Contrary to the advice of some of the other respondents, for some systems (certainly high frequency trading and no doubt many other very low-latency systems such as search engines), binding a thread to a CPU core (or for hyper-threaded cores, a single CPU thread) can have enormous performance benefits.
The naive but increasingly rejected view is that increasing threads (within reason) increases throughput for such systems. However, the evidence is increasing that when designed properly, solutions which use very few threads for the majority of processing are likely to outperform high-concurrency solutions considerably - sometimes by factors of ten, or even one hundred.
The principal reason for this is context switching. Context switching is the process in which one CPU flushes its working environment for the current thread to cache-RAM (if you're lucky) or main RAM (if you're not), and reads in the working environment for the next thread - and it is one of the most expensive operations which a low-latency system can perform.
If you wish to minimise context switching where low latency is paramount, certain critical processes may well be best restricted to a single core or CPU thread.
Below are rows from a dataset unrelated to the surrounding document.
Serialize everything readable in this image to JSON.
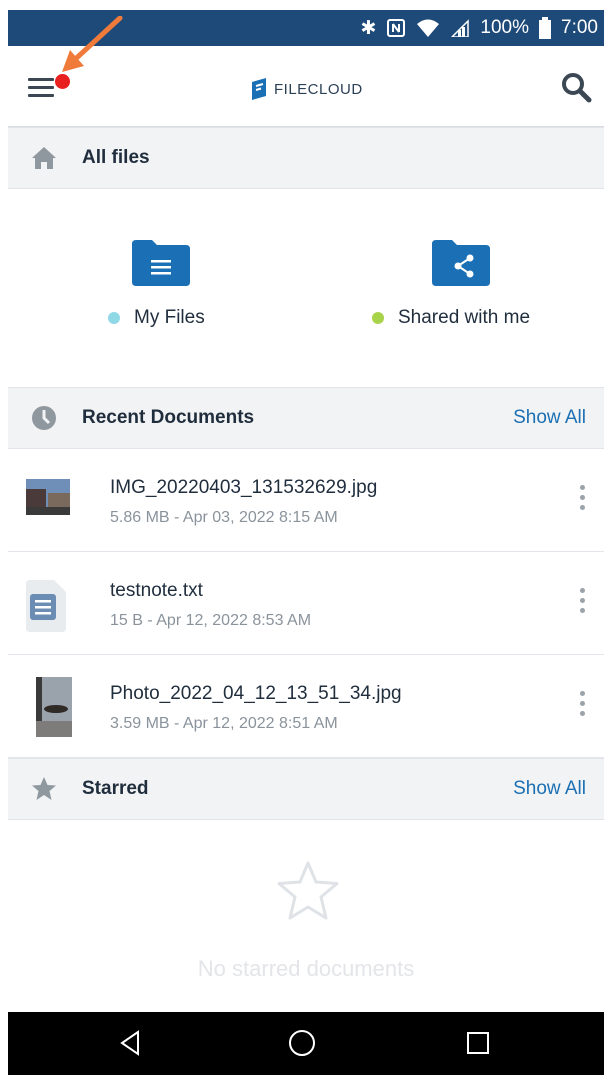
{
  "status_bar": {
    "battery": "100%",
    "time": "7:00"
  },
  "app_bar": {
    "logo_text": "FILECLOUD"
  },
  "all_files": {
    "title": "All files"
  },
  "folders": [
    {
      "label": "My Files",
      "dot_color": "#8fd9e6",
      "icon": "folder-document-icon"
    },
    {
      "label": "Shared with me",
      "dot_color": "#a9d24b",
      "icon": "folder-share-icon"
    }
  ],
  "recent": {
    "title": "Recent Documents",
    "show_all": "Show All",
    "items": [
      {
        "name": "IMG_20220403_131532629.jpg",
        "meta": "5.86 MB - Apr 03, 2022 8:15 AM",
        "thumb": "photo-thumbnail"
      },
      {
        "name": "testnote.txt",
        "meta": "15 B - Apr 12, 2022 8:53 AM",
        "thumb": "text-file-icon"
      },
      {
        "name": "Photo_2022_04_12_13_51_34.jpg",
        "meta": "3.59 MB - Apr 12, 2022 8:51 AM",
        "thumb": "photo-thumbnail"
      }
    ]
  },
  "starred": {
    "title": "Starred",
    "show_all": "Show All",
    "empty_text": "No starred documents"
  },
  "colors": {
    "status_bar": "#1e4a7a",
    "accent": "#1b6fb3",
    "folder": "#1a6fb5",
    "notification": "#e8201e"
  }
}
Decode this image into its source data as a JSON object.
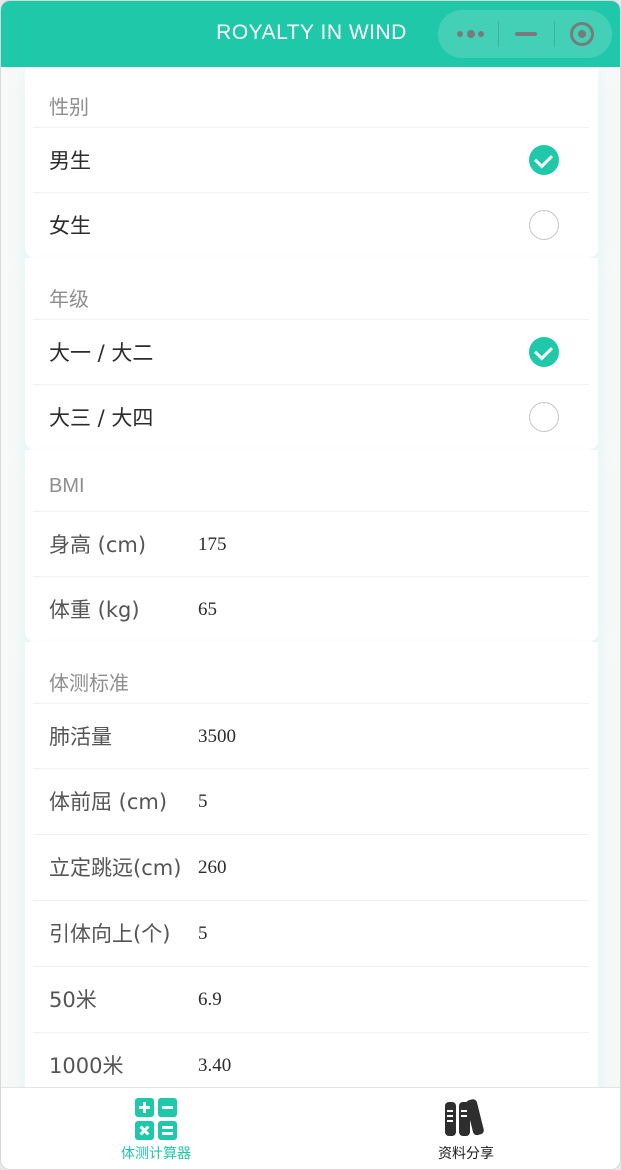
{
  "app": {
    "title": "ROYALTY IN WIND"
  },
  "colors": {
    "accent": "#1fc8a8",
    "text": "#2b2b2b",
    "header_text": "#8e8e8e"
  },
  "capsule": {
    "icons": [
      "more-dots-icon",
      "minimize-icon",
      "close-target-icon"
    ]
  },
  "gender": {
    "header": "性别",
    "options": [
      {
        "label": "男生",
        "checked": true
      },
      {
        "label": "女生",
        "checked": false
      }
    ]
  },
  "grade": {
    "header": "年级",
    "options": [
      {
        "label": "大一 / 大二",
        "checked": true
      },
      {
        "label": "大三 / 大四",
        "checked": false
      }
    ]
  },
  "bmi": {
    "header": "BMI",
    "fields": [
      {
        "label": "身高 (cm)",
        "value": "175"
      },
      {
        "label": "体重 (kg)",
        "value": "65"
      }
    ]
  },
  "standards": {
    "header": "体测标准",
    "fields": [
      {
        "label": "肺活量",
        "value": "3500"
      },
      {
        "label": "体前屈 (cm)",
        "value": "5"
      },
      {
        "label": "立定跳远(cm)",
        "value": "260"
      },
      {
        "label": "引体向上(个)",
        "value": "5"
      },
      {
        "label": "50米",
        "value": "6.9"
      },
      {
        "label": "1000米",
        "value": "3.40"
      }
    ]
  },
  "tabbar": {
    "tabs": [
      {
        "label": "体测计算器",
        "icon": "calculator-icon",
        "active": true,
        "color": "#1fc8a8"
      },
      {
        "label": "资料分享",
        "icon": "books-icon",
        "active": false,
        "color": "#1a1a1a"
      }
    ]
  }
}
Where it is necessary for multiple threads to read or write data which is managed by those critical thread-restricted processes, you might wish to look at the "Disruptor" pattern, which uses a ring buffer plus a number of clever tricks to allow very fast access to shared data whilst hardly ever requiring an exclusive lock on that data (linked below).
To achieve thread affinity (CPU binding) tasks in an OS-independent manner in Java, you can use Peter Lawrey's Java Thread Affinity library, also linked below. Also note the example in which Peter binds a reader thread to one hyper-thread of a hyper-threaded core, and a writer thread to the other one, a trick which I could envisage having appreciable benefits (though I have not tried it).